How old is he? That question caused quite a stir on social media when a picture of Darren van Roodt (22) was posted the day he graduated cum laude with a B.Sc Honours in Computer Science degree from the University of the Western Cape (UWC) during this past week of graduation ceremonies.
He may have been one of 60 cum laude and 16 summa cum laude degrees conferred in the Natural Sciences that day, but this Garden Village, Maitland resident drew extra attention to himself, thanks to his youthful appearance – he looks not a day older than 13.
Many wondered how such a young lad was able to accomplish something this remarkable – obtaining a B.Sc Computer Science degree cum laude (obtaining a weighted average of 70% across all modules).
But Darren tells a serious story behind the origins of his youthful looks.
“I was about six years old when I began complaining about headaches – and that’s when the doctors found that I had a tumour on my brain,” he says. “It was removed, and it affected my growth.”
He’s come a long way since his days at Koeberg Primary and later Rhodes High School in Mowbray, where he completed matric in 2012. Darren was a great student at UWC, and for the last three years of his degree he has constantly been one of the top three achievers in UWC’s Computer Science Department.
“Currently I am working in the Quantitative Risk Analytics team as a Systems Analyst which means I take care of the technological systems that determines credit rating for any corporate that does banking with Rand Merchant Bank.”
While at university, he applied for the winter school at Rand Merchant Bank, which introduced him to Corporate Investment Banking. “Winter school was used to network with managers and based on my interaction with them, I was called for a final interview for the graduate programme.
Darren strikes one as somewhat of a withdrawn personality. Chances are, you’d do well getting him to speak when you talk to him about programming languages like Java or Python or maybe web development and HTML5 – the things that most definitely would spark his interest. His family and friends are used to this enthusiasm – and their support helped him succeed.
“I’m really grateful to my family and friends who were there for me through the tough and fun times while at university,” says Darren.
His parents, Stanley and Jill, couldn’t be more proud of their middle child (Darren has two other siblings, eldest Caren-Lee (25) and youngest Terri-Lee (20)).
And his varsity friends call him a problem solver and innovative thinker who works well with others, and they’d let you in on a few of Darren’s accomplishments.
Back in 2015 he and his friends competed in the Standard Bank IT Challenge and made it to the finals.
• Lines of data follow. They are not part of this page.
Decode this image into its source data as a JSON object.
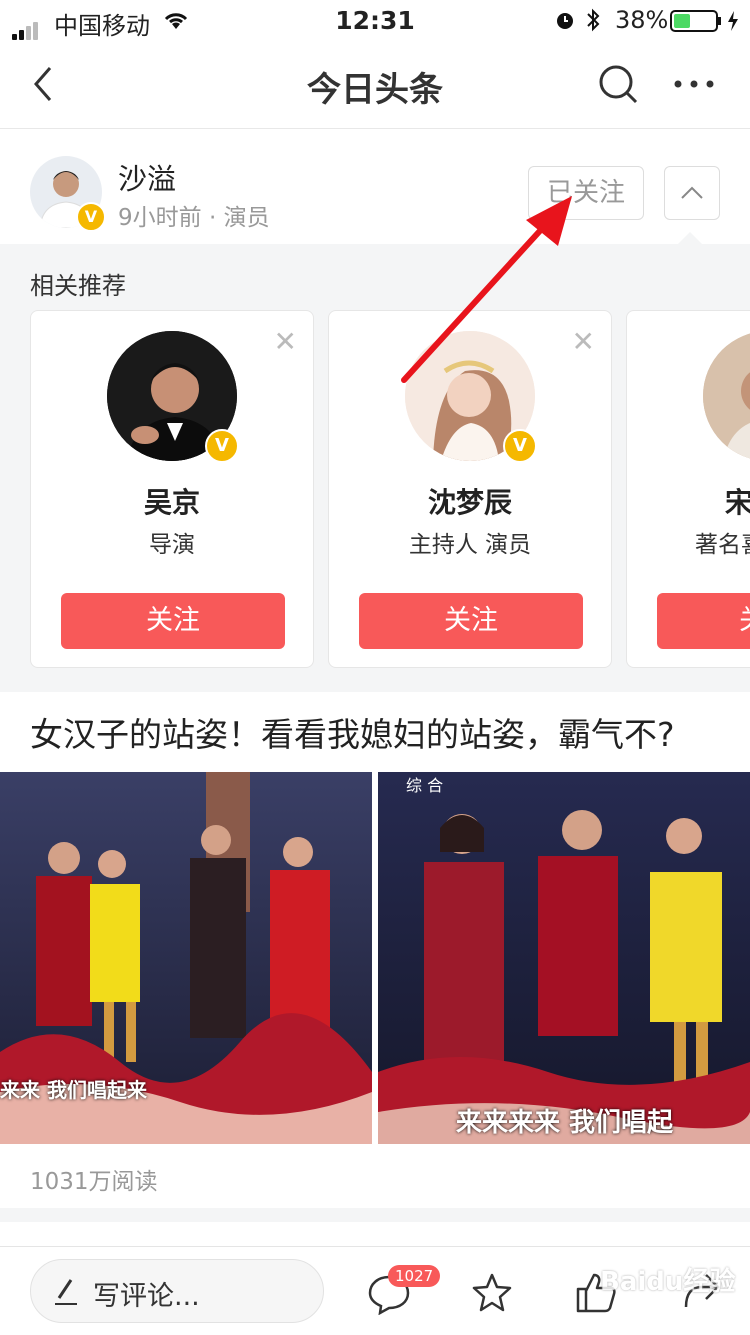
{
  "status_bar": {
    "carrier": "中国移动",
    "time": "12:31",
    "battery": "38%"
  },
  "nav": {
    "title": "今日头条"
  },
  "author": {
    "name": "沙溢",
    "meta": "9小时前 · 演员",
    "follow_state": "已关注"
  },
  "recommend": {
    "title": "相关推荐",
    "cards": [
      {
        "name": "吴京",
        "role": "导演",
        "button": "关注"
      },
      {
        "name": "沈梦辰",
        "role": "主持人 演员",
        "button": "关注"
      },
      {
        "name": "宋",
        "role": "著名喜",
        "button": "关"
      }
    ]
  },
  "article": {
    "headline": "女汉子的站姿！看看我媳妇的站姿，霸气不?",
    "caption_left": "来来 我们唱起来",
    "caption_right": "来来来来 我们唱起",
    "tv_logo": "综 合",
    "reads": "1031万阅读"
  },
  "bottom_bar": {
    "comment_placeholder": "写评论...",
    "comment_count": "1027",
    "watermark": "Baidu经验"
  },
  "colors": {
    "accent": "#f85959",
    "badge": "#f5b800",
    "arrow": "#e8141c"
  }
}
CODEJAM is a competition with a focus on developing a mobile application in a team of five that could solve issues pertaining to education and more. In 2013 Darren and four of his friends won CODEJAM by developing a mobile application in Android which helps students with mathematics problems, connect with tutors.
“This was my proudest moment at UWC,” Darren says. “As a team we created an Android application which would connect students with mathematics tutors. The application gave students the ability to get help from tutors directly in helping the learners to solve mathematics problems.
We also gave them access to mathematics material like past papers and textbooks. I was proud because it added to what UWC stands for: to help develop academic solutions to our country’s problems.”
When asked why he chose this field, he says, “I was very intrigued by computers and how they work and because I loved mathematics, but coding interested me most, because you have the ability to tell the computer what it must do for you in a set of instructions and that to me is fascinating.”
His love affair with computers was evident when he chose his research topic: to use computer vision and machine learning to create a program that controls a drone using hand gestures.
But it seems he isn’t only a computer boffin.
“I make time for my hobbies. I love watching series like Mr Robot and playing online games; I go hiking with friends, watch and play soccer. I also tutor maths at a school in my community. And of course, I’m very interested in using computer programming and modern technology for social change.”
He wants to create his own company one day – one which will develop mobile applications to solve educational issues.
“I want to experience the real world and the problems faced in the real world – I’ve found that technologically based academics do research that isn’t always aligned with real world problems because technology changes every day.”
His advice to current students: “Studying can be stressful at times, but at the end of the day you will be better off both financially and on an educational level. Education is the key to a successful life – whether you get it online or at a university, it will help you become the person you want to be.”